"Life of Pi" releases just in time for the Thanksgiving holiday, and the movie is a stark reminder of all that we have to be thankful for. Producer Ang Lee has done an amazing job presenting the book originally written by Yann Martel and is a stunning combination of CGI and storytelling.
"Life of Pi" tells the story of a young man, called Pi, who struggles to find himself in the world. Pi is not like most children and instead of being interested in the typical childish things, he focuses instead on discovering his religious identity. Pi decides that he is Christian, Muslim, and Jewish at the same time, taking the best of each religion to heart and practice.
In one moment, though, his life and faith are put to the test. After his family is killed while traveling to Canada, Pi finds himself left alone on a raft with a Bengal tiger, zebra, and hyena. It's a matter of survival that soon turns into an epic struggle for life and understanding in the darkest of circumstances.
Left all alone, Pi must come to grips with his belief in God and the very real threat of impending death. Yet through it all, Pi never actually loses faith and instead takes on a maturity beyond his years, providing an example of surrender that the rest of us could surely learn from.
There are plenty of religious analogies to be found throughout the film, which features newcomer Suraj Sharma as Pi. The screenplay, written by David Magee was painstakingly pieced together from the original novel, so as not to leave any important details out.
Producer Ang Lee, famous for his visual gifts, leaves nothing to the imagination in this film. One feels as though they are with Pi, being battered around by waves and threatened by nature at every turn. During a press conference, Lee credited new technology with allowing him to tell the story in this particular way.
"Life of Pi" is a visual delight and one comes away from the film with a new and stronger appreciation for the power of storytelling.
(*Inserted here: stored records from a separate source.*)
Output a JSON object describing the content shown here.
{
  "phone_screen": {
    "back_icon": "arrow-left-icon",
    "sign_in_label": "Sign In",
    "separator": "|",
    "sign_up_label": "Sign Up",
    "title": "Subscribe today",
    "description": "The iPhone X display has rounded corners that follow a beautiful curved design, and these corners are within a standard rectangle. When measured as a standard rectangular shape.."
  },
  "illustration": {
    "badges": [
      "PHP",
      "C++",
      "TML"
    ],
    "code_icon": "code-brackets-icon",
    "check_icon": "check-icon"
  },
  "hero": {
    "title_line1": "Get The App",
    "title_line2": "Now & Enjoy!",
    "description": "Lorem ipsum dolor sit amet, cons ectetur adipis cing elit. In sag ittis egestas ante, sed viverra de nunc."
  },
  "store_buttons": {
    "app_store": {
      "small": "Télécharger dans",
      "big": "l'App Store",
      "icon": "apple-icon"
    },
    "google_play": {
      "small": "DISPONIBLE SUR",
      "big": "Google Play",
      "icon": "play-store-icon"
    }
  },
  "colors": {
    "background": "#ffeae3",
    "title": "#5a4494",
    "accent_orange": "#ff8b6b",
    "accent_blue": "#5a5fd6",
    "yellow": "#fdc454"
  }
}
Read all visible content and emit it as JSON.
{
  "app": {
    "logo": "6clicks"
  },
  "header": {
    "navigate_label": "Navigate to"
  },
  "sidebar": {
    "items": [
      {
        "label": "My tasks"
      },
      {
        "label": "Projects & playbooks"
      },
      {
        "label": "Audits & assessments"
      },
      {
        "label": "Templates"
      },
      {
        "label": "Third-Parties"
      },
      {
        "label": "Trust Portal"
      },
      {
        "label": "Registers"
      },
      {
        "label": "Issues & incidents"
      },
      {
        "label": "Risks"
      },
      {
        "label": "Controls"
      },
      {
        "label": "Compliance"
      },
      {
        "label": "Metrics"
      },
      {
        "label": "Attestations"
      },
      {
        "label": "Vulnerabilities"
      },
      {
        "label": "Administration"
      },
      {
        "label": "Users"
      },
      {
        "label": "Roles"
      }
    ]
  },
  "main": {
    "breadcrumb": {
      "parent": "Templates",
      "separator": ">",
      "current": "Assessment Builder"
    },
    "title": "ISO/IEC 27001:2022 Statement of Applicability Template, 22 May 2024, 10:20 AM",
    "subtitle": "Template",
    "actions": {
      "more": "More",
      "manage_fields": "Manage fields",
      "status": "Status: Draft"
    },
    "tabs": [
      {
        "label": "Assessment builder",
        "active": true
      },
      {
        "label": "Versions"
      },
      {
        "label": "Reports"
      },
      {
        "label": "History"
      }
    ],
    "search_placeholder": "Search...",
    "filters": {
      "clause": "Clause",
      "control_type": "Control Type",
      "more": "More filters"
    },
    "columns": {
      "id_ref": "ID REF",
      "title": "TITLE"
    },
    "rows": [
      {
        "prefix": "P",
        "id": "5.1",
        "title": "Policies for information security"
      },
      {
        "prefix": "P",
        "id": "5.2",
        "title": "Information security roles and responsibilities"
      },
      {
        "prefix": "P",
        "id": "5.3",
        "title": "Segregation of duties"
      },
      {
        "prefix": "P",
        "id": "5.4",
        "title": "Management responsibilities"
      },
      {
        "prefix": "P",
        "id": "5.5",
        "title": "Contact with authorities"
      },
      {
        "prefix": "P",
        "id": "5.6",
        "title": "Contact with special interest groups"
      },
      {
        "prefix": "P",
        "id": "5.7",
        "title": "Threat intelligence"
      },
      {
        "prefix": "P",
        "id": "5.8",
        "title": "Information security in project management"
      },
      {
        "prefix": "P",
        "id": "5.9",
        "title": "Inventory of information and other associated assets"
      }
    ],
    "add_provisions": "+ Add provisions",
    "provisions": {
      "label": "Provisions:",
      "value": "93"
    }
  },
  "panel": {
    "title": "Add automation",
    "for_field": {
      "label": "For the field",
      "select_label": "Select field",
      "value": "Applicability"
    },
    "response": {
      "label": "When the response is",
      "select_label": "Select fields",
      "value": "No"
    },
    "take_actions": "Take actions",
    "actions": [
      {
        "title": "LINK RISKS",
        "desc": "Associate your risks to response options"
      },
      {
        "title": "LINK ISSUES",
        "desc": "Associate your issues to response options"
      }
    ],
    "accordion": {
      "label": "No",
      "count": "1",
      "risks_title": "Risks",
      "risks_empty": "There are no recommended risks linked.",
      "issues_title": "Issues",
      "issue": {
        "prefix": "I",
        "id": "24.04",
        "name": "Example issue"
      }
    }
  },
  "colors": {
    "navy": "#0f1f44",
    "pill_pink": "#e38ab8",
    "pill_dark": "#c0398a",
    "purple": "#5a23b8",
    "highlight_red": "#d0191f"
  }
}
It opens in theaters tomorrow, Nov. 21.
Watch a trailer for "Life of Pi" here: